each of the assemblages I was impressed with the enthusiasm of the nation for the grand African domain secured to it by the munificence of their royal statesman and sovereign. Besides gold and silver medals from Brussels and Antwerp, the King graciously conferred on me the Grand Cross of the Order of Leopold, and the Grand Cross of the Congo. Every morning, however, between 10.30 and 12, the King led me into his private room, to discuss questions of absorbing interest to both of us. Since 1878, I had repeatedly endeavoured to impress on His Majesty the necessity of the railway, for the connection of the Lower with the Upper Congo, without which it was impossible to hope that the splendid sacrifices he proposed to make, or had made, would ever bear fruit. In 1885-86, I had been one of the principal agents in the promotion of an English Company for the construction of the Royal Congo Railway; but my efforts were in vain. Now, however, the King expressed his assurance that the time
Henry Morton Stanley, Dorothy Stanley, The Autobiography of Sir Henry Morton Stanley, part 2.13, chapter 2.25 (search)

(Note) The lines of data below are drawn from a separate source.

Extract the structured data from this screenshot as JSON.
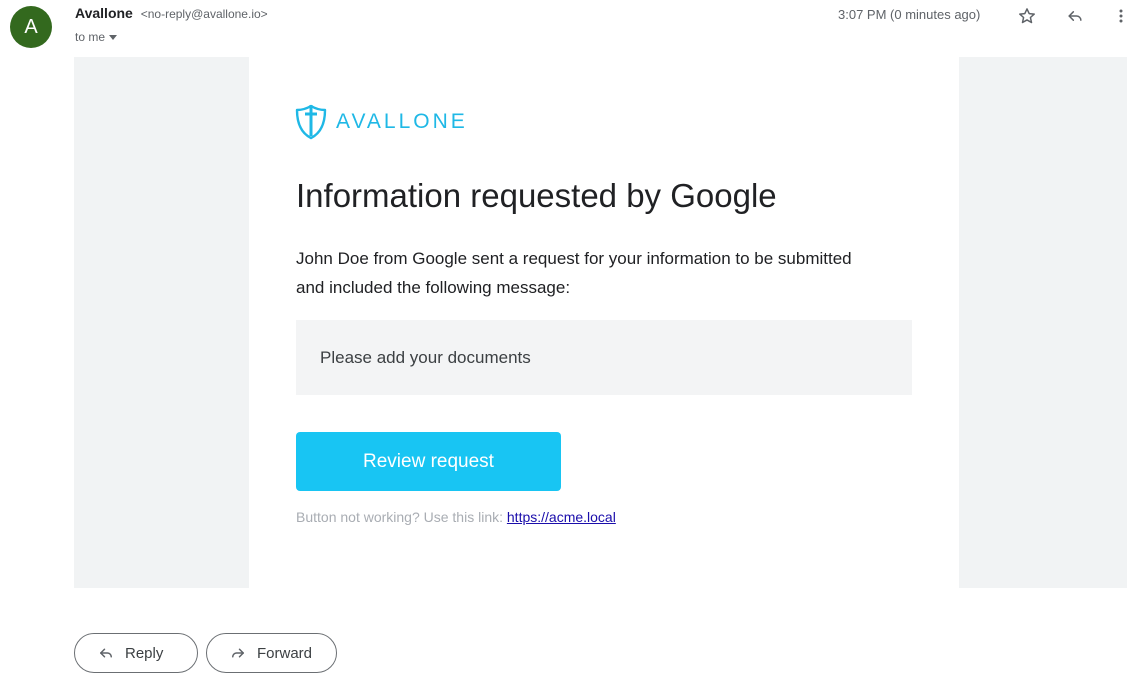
{
  "header": {
    "avatar_letter": "A",
    "avatar_color": "#33691e",
    "sender_name": "Avallone",
    "sender_email": "<no-reply@avallone.io>",
    "recipient": "to me",
    "time": "3:07 PM (0 minutes ago)",
    "icons": [
      "star-icon",
      "reply-icon",
      "more-vert-icon"
    ]
  },
  "email": {
    "logo_text": "AVALLONE",
    "brand_color": "#1fb8e6",
    "title": "Information requested by Google",
    "body": "John Doe from Google sent a request for your information to be submitted and included the following message:",
    "message": "Please add your documents",
    "button_label": "Review request",
    "button_color": "#18c5f3",
    "fallback_text": "Button not working? Use this link:",
    "fallback_link": "https://acme.local"
  },
  "footer": {
    "reply_label": "Reply",
    "forward_label": "Forward"
  }
}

orning at 9.45, after a long illness contracted on his yacht Cornelia, as the result of a cold, and deep depression of spirits created by a sense that his labours, great expenditure, and exercise of influence over his friends on behalf of British East Africa, were not appreciated as they deserved by Lord Rosebery and his colleagues in the Government. A lack of appreciation is indeed a mild term for the callous indifference shown by the Rosebery Government. Sir William had for years (since 1878) been feeling his way towards this great achievement. By dint of generosity, long continued, he finally won the confidence of successive Sultans of Zanzibar, especially Syyed Barghash, and when once that confidence was established, he gradually developed his projects, by which he, as well as the Sultan, might greatly profit. Being already rich enough for gratifying his very simple wants, he wished to lead his friend the Sultan into the path of profitable enterprise. He was ably seconded by